Editor’s note: An earlier version of this story, as well as today’s print edition of The Gazette, incorrectly reported that Trustee Shyra Eichhorn asked fellow Trustee Melanie Leneghan to recuse herself from the proceedings. The request came from one of Fire Chief Tim Jensen’s attorneys, not Eichhorn.
The only witness to testify against suspended Liberty Township Fire Chief Tim Jensen Monday night will not be available to finish his testimony this week, almost assuring that Jensen’s hearing will last several days, instead of the two nights originally scheduled.
Cincinnati attorney Douglas Duckett was the sole witness Monday evening but said he could not return Tuesday. “I’m catching an early morning flight out of town Wednesday,” said Duckett, who investigated Jensen and prepared a report for township trustees earlier this year. “I’ll be out of town for the rest of the week.”
About 50 to 60 township residents attended Monday’s hearing.

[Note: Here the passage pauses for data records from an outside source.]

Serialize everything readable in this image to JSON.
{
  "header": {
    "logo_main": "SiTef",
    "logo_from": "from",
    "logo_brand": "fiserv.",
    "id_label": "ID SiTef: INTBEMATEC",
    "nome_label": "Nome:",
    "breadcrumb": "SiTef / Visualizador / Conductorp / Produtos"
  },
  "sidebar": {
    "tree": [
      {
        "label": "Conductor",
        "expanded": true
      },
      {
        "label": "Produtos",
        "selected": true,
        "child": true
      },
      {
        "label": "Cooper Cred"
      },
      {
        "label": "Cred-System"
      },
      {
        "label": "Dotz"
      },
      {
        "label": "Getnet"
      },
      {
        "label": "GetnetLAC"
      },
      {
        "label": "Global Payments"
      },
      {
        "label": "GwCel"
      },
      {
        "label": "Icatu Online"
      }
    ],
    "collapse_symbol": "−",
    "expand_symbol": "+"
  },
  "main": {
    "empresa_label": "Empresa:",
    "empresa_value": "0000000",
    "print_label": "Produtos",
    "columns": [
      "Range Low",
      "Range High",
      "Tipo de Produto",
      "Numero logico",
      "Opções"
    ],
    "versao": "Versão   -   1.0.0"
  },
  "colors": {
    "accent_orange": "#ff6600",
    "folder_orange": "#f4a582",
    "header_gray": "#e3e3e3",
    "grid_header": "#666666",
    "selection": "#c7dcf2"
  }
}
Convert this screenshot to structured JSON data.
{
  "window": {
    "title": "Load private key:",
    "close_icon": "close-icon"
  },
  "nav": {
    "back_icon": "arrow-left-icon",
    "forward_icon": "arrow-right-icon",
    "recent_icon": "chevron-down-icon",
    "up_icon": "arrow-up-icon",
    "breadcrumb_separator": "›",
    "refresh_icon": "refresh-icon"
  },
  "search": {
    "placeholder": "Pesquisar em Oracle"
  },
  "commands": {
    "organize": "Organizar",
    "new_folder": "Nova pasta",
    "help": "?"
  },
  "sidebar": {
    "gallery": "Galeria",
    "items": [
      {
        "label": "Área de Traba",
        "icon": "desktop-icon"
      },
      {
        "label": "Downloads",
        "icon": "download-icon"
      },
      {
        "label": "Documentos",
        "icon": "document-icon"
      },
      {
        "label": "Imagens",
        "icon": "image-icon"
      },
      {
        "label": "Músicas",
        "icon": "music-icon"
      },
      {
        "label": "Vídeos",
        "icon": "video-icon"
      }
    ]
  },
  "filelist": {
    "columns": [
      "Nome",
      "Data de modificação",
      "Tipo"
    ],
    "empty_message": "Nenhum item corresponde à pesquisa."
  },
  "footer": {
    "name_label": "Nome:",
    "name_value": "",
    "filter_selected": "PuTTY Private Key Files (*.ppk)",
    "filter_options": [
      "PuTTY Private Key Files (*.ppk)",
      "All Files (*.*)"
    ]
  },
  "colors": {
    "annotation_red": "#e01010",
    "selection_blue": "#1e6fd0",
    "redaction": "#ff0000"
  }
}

The hearing was scheduled to continue Tuesday evening.
Trustee Shyra Eichhorn instructed Duckett not to talk to anyone about the case until he could take the witness stand again.
Monday’s hearing began 6 p.m. and ended at 10:55 p.m. when Bittner said he needed another two hours to finish cross-examining Duckett.
Jensen’s attorneys, Bittner and Angela Courtwright, initially made several motions to dismiss the charges against Jensen, to disqualify Edward Kim as the attorney prosecuting the case for the township, and to force Leneghan to recuse herself from the hearing. Leneghan and the other two trustees are presiding over the hearing. Kim is the township’s attorney.
“Mr. Kim and his firm have provided advice on this very issue that we’re hearing today,” Bittner said. “We believe it creates a significant problem of due process. He (Jensen) is entitled to a fair and impartial hearing.”
“We absolutely disagree that this is in violation of due process,” Kim said.
Trustees went behind closed doors to discuss the motions with legal counsel Keith Muehlfeld, a retired judge from Henry County whom trustees retained last week. Upon returning, trustees denied all motions by Jensen’s attorneys.
“Chief Jensen’s due process rights include the review of the charges by a fair and impartial tribunal,” Courtwright said. “We respectfully submit this court is not a fair and impartial court.”
Courtwright said the relationship between Trustee Melanie Leneghan and Jensen has been contentious in the past and said Leneghan should recuse herself from hearing the misconduct charges against Jensen.
“Trustee Leneghan’s conduct in the past demonstrates she cannot be fair and impartial,” Courtwright said. But “she must recuse herself.”
Leneghan did not recuse herself.
Courtwright said that Duckett did not provide specific information on the charges in his report that trustees later filed against Jensen.
Duckett’s report contained issues of missing drugs, lack of leadership and, according to Duckett, the “constant underlying theme here of the lack of urgency.” Duckett has alleged that Jensen is not a competent manager.
“I believe Tim Jensen is unfit to serve in the office of fire chief,” Duckett said.
During a heated cross-examination, Bittner asked Duckett if he had drawn any conclusions before his report was written and whether he was influenced by trustees, who paid him $26,000 for the investigation and report.
“This report was never about the good character of Tim Jensen,” Bittner said. “Do you still believe that?”
“I had no bias against Tim Jensen,” Duckett said.
“Did you tell Trustee Tom Mitchell that fire chiefs should be at-will employees?” Bittner asked.
Duckett said he couldn’t recall the exact words he used but admitted, “I think it is an anomaly under Ohio law,” Duckett said. “I don’t have a strong personal conviction on this point. I find it an anomaly of the law and that is it.”